------ Dataset records ------

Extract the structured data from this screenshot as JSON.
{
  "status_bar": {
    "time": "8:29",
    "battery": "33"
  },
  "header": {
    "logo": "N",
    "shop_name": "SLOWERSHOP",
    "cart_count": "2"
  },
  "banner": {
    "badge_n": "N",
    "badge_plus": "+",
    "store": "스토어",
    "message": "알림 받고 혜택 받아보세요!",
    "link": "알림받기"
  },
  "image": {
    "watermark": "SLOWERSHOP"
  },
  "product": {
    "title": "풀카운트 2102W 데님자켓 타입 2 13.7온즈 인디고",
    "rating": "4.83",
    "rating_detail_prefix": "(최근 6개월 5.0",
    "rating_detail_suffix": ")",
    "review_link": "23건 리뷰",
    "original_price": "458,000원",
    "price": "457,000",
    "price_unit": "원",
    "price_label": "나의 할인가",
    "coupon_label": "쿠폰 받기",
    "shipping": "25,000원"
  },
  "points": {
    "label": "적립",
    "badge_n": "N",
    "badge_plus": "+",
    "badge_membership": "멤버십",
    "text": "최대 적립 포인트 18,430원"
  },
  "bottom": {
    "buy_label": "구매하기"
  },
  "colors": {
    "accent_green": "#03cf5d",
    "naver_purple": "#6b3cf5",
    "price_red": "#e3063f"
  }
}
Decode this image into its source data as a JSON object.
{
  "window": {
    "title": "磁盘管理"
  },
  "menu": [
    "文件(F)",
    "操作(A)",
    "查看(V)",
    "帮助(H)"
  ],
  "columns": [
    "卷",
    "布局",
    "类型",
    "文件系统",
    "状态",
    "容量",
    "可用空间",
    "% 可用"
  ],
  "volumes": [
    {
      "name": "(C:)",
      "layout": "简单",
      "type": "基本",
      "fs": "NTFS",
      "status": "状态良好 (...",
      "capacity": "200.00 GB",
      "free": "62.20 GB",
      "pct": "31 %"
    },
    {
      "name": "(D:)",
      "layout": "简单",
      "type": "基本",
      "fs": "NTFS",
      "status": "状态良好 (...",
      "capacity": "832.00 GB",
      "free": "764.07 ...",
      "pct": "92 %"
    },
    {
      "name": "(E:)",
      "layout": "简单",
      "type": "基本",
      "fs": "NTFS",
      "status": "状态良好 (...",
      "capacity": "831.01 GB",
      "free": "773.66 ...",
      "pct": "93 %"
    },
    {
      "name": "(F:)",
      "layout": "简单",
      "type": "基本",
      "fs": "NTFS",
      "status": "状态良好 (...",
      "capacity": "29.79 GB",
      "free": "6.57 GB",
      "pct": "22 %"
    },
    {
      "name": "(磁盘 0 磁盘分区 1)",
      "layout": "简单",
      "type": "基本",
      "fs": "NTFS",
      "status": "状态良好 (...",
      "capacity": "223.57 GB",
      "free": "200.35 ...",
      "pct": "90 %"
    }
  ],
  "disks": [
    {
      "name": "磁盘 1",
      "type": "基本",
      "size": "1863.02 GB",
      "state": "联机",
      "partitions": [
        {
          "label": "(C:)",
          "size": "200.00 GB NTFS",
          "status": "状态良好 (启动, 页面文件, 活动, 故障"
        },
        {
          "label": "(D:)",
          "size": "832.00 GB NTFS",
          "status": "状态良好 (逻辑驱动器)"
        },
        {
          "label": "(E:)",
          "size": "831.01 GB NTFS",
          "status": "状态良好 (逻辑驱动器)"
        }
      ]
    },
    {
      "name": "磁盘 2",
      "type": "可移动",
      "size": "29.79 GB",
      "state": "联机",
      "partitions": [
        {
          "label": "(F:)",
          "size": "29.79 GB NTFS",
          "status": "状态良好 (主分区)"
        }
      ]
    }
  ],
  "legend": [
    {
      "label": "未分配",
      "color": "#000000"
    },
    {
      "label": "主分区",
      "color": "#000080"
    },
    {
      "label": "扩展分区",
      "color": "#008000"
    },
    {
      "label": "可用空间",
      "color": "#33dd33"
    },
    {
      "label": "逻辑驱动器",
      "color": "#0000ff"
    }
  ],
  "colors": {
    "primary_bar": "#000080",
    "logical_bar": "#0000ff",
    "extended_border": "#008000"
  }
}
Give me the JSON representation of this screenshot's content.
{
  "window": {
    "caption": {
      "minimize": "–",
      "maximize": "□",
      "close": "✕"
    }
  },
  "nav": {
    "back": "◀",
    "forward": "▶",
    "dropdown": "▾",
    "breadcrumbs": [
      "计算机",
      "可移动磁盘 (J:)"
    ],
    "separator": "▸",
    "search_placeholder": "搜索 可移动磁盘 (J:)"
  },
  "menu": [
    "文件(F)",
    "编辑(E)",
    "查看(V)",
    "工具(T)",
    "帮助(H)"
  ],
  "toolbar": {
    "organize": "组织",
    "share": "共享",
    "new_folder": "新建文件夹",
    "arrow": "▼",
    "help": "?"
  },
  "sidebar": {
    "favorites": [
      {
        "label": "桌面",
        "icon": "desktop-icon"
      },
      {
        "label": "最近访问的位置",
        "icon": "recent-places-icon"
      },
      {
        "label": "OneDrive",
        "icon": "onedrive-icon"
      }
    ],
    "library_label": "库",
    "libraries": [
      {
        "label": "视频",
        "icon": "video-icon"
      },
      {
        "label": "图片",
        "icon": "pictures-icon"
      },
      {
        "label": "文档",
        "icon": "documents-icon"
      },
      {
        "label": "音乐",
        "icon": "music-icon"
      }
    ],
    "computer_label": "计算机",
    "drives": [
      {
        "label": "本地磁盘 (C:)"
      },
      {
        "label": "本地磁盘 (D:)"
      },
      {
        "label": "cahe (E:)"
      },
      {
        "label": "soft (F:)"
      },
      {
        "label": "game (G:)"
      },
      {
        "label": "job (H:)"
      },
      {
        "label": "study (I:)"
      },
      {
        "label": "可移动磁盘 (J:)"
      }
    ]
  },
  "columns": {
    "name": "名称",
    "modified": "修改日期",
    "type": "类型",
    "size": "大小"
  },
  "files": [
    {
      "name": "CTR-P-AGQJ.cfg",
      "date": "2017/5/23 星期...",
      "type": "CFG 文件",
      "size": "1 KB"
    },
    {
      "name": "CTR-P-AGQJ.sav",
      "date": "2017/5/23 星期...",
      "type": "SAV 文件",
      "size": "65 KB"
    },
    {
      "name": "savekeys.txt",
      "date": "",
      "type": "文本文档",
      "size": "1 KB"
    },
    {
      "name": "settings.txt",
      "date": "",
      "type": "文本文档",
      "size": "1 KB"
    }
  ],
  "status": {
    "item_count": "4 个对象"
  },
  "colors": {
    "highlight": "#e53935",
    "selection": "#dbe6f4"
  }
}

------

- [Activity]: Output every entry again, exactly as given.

- [Exercise result]:
Extract the structured data from this screenshot as JSON.
{
  "status_bar": {
    "time": "8:29",
    "battery": "33"
  },
  "header": {
    "logo": "N",
    "shop_name": "SLOWERSHOP",
    "cart_count": "2"
  },
  "banner": {
    "badge_n": "N",
    "badge_plus": "+",
    "store": "스토어",
    "message": "알림 받고 혜택 받아보세요!",
    "link": "알림받기"
  },
  "image": {
    "watermark": "SLOWERSHOP"
  },
  "product": {
    "title": "풀카운트 2102W 데님자켓 타입 2 13.7온즈 인디고",
    "rating": "4.83",
    "rating_detail_prefix": "(최근 6개월 5.0",
    "rating_detail_suffix": ")",
    "review_link": "23건 리뷰",
    "original_price": "458,000원",
    "price": "457,000",
    "price_unit": "원",
    "price_label": "나의 할인가",
    "coupon_label": "쿠폰 받기",
    "shipping": "25,000원"
  },
  "points": {
    "label": "적립",
    "badge_n": "N",
    "badge_plus": "+",
    "badge_membership": "멤버십",
    "text": "최대 적립 포인트 18,430원"
  },
  "bottom": {
    "buy_label": "구매하기"
  },
  "colors": {
    "accent_green": "#03cf5d",
    "naver_purple": "#6b3cf5",
    "price_red": "#e3063f"
  }
}
Decode this image into its source data as a JSON object.
{
  "window": {
    "title": "磁盘管理"
  },
  "menu": [
    "文件(F)",
    "操作(A)",
    "查看(V)",
    "帮助(H)"
  ],
  "columns": [
    "卷",
    "布局",
    "类型",
    "文件系统",
    "状态",
    "容量",
    "可用空间",
    "% 可用"
  ],
  "volumes": [
    {
      "name": "(C:)",
      "layout": "简单",
      "type": "基本",
      "fs": "NTFS",
      "status": "状态良好 (...",
      "capacity": "200.00 GB",
      "free": "62.20 GB",
      "pct": "31 %"
    },
    {
      "name": "(D:)",
      "layout": "简单",
      "type": "基本",
      "fs": "NTFS",
      "status": "状态良好 (...",
      "capacity": "832.00 GB",
      "free": "764.07 ...",
      "pct": "92 %"
    },
    {
      "name": "(E:)",
      "layout": "简单",
      "type": "基本",
      "fs": "NTFS",
      "status": "状态良好 (...",
      "capacity": "831.01 GB",
      "free": "773.66 ...",
      "pct": "93 %"
    },
    {
      "name": "(F:)",
      "layout": "简单",
      "type": "基本",
      "fs": "NTFS",
      "status": "状态良好 (...",
      "capacity": "29.79 GB",
      "free": "6.57 GB",
      "pct": "22 %"
    },
    {
      "name": "(磁盘 0 磁盘分区 1)",
      "layout": "简单",
      "type": "基本",
      "fs": "NTFS",
      "status": "状态良好 (...",
      "capacity": "223.57 GB",
      "free": "200.35 ...",
      "pct": "90 %"
    }
  ],
  "disks": [
    {
      "name": "磁盘 1",
      "type": "基本",
      "size": "1863.02 GB",
      "state": "联机",
      "partitions": [
        {
          "label": "(C:)",
          "size": "200.00 GB NTFS",
          "status": "状态良好 (启动, 页面文件, 活动, 故障"
        },
        {
          "label": "(D:)",
          "size": "832.00 GB NTFS",
          "status": "状态良好 (逻辑驱动器)"
        },
        {
          "label": "(E:)",
          "size": "831.01 GB NTFS",
          "status": "状态良好 (逻辑驱动器)"
        }
      ]
    },
    {
      "name": "磁盘 2",
      "type": "可移动",
      "size": "29.79 GB",
      "state": "联机",
      "partitions": [
        {
          "label": "(F:)",
          "size": "29.79 GB NTFS",
          "status": "状态良好 (主分区)"
        }
      ]
    }
  ],
  "legend": [
    {
      "label": "未分配",
      "color": "#000000"
    },
    {
      "label": "主分区",
      "color": "#000080"
    },
    {
      "label": "扩展分区",
      "color": "#008000"
    },
    {
      "label": "可用空间",
      "color": "#33dd33"
    },
    {
      "label": "逻辑驱动器",
      "color": "#0000ff"
    }
  ],
  "colors": {
    "primary_bar": "#000080",
    "logical_bar": "#0000ff",
    "extended_border": "#008000"
  }
}
Give me the JSON representation of this screenshot's content.
{
  "window": {
    "caption": {
      "minimize": "–",
      "maximize": "□",
      "close": "✕"
    }
  },
  "nav": {
    "back": "◀",
    "forward": "▶",
    "dropdown": "▾",
    "breadcrumbs": [
      "计算机",
      "可移动磁盘 (J:)"
    ],
    "separator": "▸",
    "search_placeholder": "搜索 可移动磁盘 (J:)"
  },
  "menu": [
    "文件(F)",
    "编辑(E)",
    "查看(V)",
    "工具(T)",
    "帮助(H)"
  ],
  "toolbar": {
    "organize": "组织",
    "share": "共享",
    "new_folder": "新建文件夹",
    "arrow": "▼",
    "help": "?"
  },
  "sidebar": {
    "favorites": [
      {
        "label": "桌面",
        "icon": "desktop-icon"
      },
      {
        "label": "最近访问的位置",
        "icon": "recent-places-icon"
      },
      {
        "label": "OneDrive",
        "icon": "onedrive-icon"
      }
    ],
    "library_label": "库",
    "libraries": [
      {
        "label": "视频",
        "icon": "video-icon"
      },
      {
        "label": "图片",
        "icon": "pictures-icon"
      },
      {
        "label": "文档",
        "icon": "documents-icon"
      },
      {
        "label": "音乐",
        "icon": "music-icon"
      }
    ],
    "computer_label": "计算机",
    "drives": [
      {
        "label": "本地磁盘 (C:)"
      },
      {
        "label": "本地磁盘 (D:)"
      },
      {
        "label": "cahe (E:)"
      },
      {
        "label": "soft (F:)"
      },
      {
        "label": "game (G:)"
      },
      {
        "label": "job (H:)"
      },
      {
        "label": "study (I:)"
      },
      {
        "label": "可移动磁盘 (J:)"
      }
    ]
  },
  "columns": {
    "name": "名称",
    "modified": "修改日期",
    "type": "类型",
    "size": "大小"
  },
  "files": [
    {
      "name": "CTR-P-AGQJ.cfg",
      "date": "2017/5/23 星期...",
      "type": "CFG 文件",
      "size": "1 KB"
    },
    {
      "name": "CTR-P-AGQJ.sav",
      "date": "2017/5/23 星期...",
      "type": "SAV 文件",
      "size": "65 KB"
    },
    {
      "name": "savekeys.txt",
      "date": "",
      "type": "文本文档",
      "size": "1 KB"
    },
    {
      "name": "settings.txt",
      "date": "",
      "type": "文本文档",
      "size": "1 KB"
    }
  ],
  "status": {
    "item_count": "4 个对象"
  },
  "colors": {
    "highlight": "#e53935",
    "selection": "#dbe6f4"
  }
}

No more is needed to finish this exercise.